# How to show Timing command with more decimals?

I'm trying to compare the time that it takes to use the command LinearSolve when solving matrix(with random integers from 3 to 150 in each position) that are 10x10,20x20,30x30, ... , 150x150 for the first 7 I get " 0. " as the result. Is there any way for the command to tell me more exact values, with more decimals? Also, for the matrix of 80x80 and more I get the same result of 0.015625. Is this normal for the command to take the same time to solve these different matrix?

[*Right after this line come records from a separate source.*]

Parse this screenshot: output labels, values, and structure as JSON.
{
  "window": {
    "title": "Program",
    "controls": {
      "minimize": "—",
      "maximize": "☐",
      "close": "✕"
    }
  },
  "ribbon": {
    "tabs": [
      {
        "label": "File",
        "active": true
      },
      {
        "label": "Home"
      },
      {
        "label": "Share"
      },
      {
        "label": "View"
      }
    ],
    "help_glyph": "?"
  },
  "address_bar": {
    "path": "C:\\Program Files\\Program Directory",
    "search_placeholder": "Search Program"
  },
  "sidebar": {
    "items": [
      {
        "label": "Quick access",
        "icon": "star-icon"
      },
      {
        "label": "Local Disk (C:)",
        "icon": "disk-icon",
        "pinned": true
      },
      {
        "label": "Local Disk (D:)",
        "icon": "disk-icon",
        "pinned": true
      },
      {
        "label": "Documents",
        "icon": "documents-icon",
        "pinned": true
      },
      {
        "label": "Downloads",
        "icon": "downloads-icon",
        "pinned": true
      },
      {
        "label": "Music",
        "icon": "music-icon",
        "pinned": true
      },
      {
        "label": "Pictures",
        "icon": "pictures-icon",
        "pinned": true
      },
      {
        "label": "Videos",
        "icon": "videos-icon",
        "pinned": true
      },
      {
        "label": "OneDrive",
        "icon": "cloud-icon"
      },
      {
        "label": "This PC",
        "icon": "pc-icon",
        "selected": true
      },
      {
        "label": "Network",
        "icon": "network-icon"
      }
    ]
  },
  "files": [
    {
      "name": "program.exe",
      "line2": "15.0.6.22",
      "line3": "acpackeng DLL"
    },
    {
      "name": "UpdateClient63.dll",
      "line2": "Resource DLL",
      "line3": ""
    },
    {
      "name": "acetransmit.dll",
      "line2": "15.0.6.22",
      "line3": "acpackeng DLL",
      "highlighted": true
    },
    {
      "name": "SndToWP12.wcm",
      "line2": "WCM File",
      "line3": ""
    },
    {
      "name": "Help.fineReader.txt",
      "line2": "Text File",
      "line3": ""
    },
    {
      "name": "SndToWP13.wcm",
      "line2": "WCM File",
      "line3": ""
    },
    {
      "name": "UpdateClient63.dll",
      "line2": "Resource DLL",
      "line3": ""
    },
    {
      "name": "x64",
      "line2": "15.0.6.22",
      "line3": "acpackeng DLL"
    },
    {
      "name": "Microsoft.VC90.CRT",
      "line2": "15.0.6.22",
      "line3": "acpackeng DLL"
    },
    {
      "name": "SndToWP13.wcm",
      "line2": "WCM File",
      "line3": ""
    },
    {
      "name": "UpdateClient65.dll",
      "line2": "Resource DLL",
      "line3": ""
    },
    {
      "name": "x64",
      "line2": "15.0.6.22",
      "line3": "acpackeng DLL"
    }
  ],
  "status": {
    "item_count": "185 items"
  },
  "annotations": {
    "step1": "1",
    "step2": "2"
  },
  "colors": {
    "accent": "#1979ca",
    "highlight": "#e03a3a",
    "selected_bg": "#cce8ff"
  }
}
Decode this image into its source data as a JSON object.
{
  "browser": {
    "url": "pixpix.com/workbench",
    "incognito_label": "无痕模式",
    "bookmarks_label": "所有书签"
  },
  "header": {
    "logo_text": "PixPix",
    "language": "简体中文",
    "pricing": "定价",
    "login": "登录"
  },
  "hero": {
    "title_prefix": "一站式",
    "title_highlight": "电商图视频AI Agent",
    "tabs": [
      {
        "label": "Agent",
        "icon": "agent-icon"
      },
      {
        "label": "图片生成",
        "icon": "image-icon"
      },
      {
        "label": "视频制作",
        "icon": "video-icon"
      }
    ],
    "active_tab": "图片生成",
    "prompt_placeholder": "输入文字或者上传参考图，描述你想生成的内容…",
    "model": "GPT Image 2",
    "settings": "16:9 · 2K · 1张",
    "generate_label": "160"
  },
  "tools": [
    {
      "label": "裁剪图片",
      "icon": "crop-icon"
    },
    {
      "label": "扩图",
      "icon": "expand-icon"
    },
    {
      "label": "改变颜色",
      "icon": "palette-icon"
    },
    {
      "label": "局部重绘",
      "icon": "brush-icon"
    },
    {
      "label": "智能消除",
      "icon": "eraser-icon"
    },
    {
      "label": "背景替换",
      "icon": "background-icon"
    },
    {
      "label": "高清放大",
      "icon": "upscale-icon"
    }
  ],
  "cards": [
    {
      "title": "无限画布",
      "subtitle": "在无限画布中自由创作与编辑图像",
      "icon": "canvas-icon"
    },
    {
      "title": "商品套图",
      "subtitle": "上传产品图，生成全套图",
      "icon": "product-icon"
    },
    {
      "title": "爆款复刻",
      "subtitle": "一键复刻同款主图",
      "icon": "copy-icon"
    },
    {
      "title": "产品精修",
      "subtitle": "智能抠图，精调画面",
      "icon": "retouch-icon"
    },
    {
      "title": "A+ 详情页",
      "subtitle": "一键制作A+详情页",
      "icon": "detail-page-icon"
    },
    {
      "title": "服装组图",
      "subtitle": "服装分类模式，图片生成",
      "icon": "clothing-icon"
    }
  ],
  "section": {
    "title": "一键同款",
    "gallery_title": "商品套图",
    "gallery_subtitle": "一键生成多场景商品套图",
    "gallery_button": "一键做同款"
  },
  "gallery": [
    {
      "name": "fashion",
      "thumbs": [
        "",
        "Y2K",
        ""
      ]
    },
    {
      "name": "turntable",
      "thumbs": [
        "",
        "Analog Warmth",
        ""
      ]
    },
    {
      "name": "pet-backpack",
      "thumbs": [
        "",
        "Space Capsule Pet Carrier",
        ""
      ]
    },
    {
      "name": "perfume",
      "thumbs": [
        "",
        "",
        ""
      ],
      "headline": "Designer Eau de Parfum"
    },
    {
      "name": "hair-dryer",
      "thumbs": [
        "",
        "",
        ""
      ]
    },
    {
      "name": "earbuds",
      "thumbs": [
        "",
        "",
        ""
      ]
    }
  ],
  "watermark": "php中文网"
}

• Note that timings measured with Timing also involve time spent in the frontend. It is more reasonable to use AbsoluteTiming. You should use RepeatedTiming for more accurate measurements: It runs the code several times and returns the average runtime. This way, some artifacts can be averaged out. Note also that every timing below, say a millisecond, should not be taken too seriously. May 6, 2018 at 15:11

So, to properly investigate this let's write a quick benchmarking function, like:

test[n_, tf_] := Block[{m, b},
m = RandomInteger[{3, 150}, {n, n}];
b = RandomInteger[{3, 150}, n];
First@tf[LinearSolve[m, b]]];


test takes an argument that determines the matrix size (n) and the timing function tf. Timing, AbsoluteTiming, and RepeatedTiming are the most commonly used. On my machine:

Table[test[n, Timing], {n, 10, 150, 10}]


{0., 0., 0., 0.0156001, 0., 0.0156001, 0., 0.0156001, 0., 0.0156001, 0., 0.0156001, 0.0156001, 0., 0.0156001}

Timing demonstrates the same results as you mentioned.

Table[test[n, AbsoluteTiming], {n, 10, 150, 10}]


{0.000288766, 0.000618198, 0.00138239, 0.000902868, 0.00133938, 0.00194295, 0.00266179, 0.00352633, 0.00452429, 0.00542013, 0.00635167, 0.0108645, 0.0140152, 0.0164415, 0.0189912}

AbsoluteTiming seems to give the precision we want, but repeated testing of it will likely show a fair bit of variation.

Table[test[n, RepeatedTiming[#, 5] &], {n, 10, 150, 10}]


{5.4*10^-9, 5.4*10^-9, 5.4*10^-9, 5.4*10^-9, 5.4*10^-9, 5.4*10^-9, 5.4*10^-9, 5.4*10^-9, 5.4*10^-9, 5.4*10^-9, 5.4*10^-9, 5.4*10^-9, 5.4*10^-9, 5.4*10^-9, 5.4*10^-9}

And RepeatedTiming shows us something that at first glance might seem odd. It seems that the result is being cached, so repeatedly timing the same LinearSolve expression gives, on average, very little time.

Since you're probably primarily concerned with how long it takes to initially generate the solution, it seems like AbsoluteTiming is the way to go for this problem.

Note however that Timing and AbsoluteTiming are fundamentally limited by the timing mechanisms available to your CPU. In most cases, that's going to be millisecond scales (you can check with $TimeUnit), so as Henrik Schumacher commented, timings smaller than 1ms are probably not super trustworthy. • You may want to look also at the $TimeUnit documentation.
– FJRA
May 6, 2018 at 16:10
• @FJRA Thanks, added it to the answer. May 6, 2018 at 16:17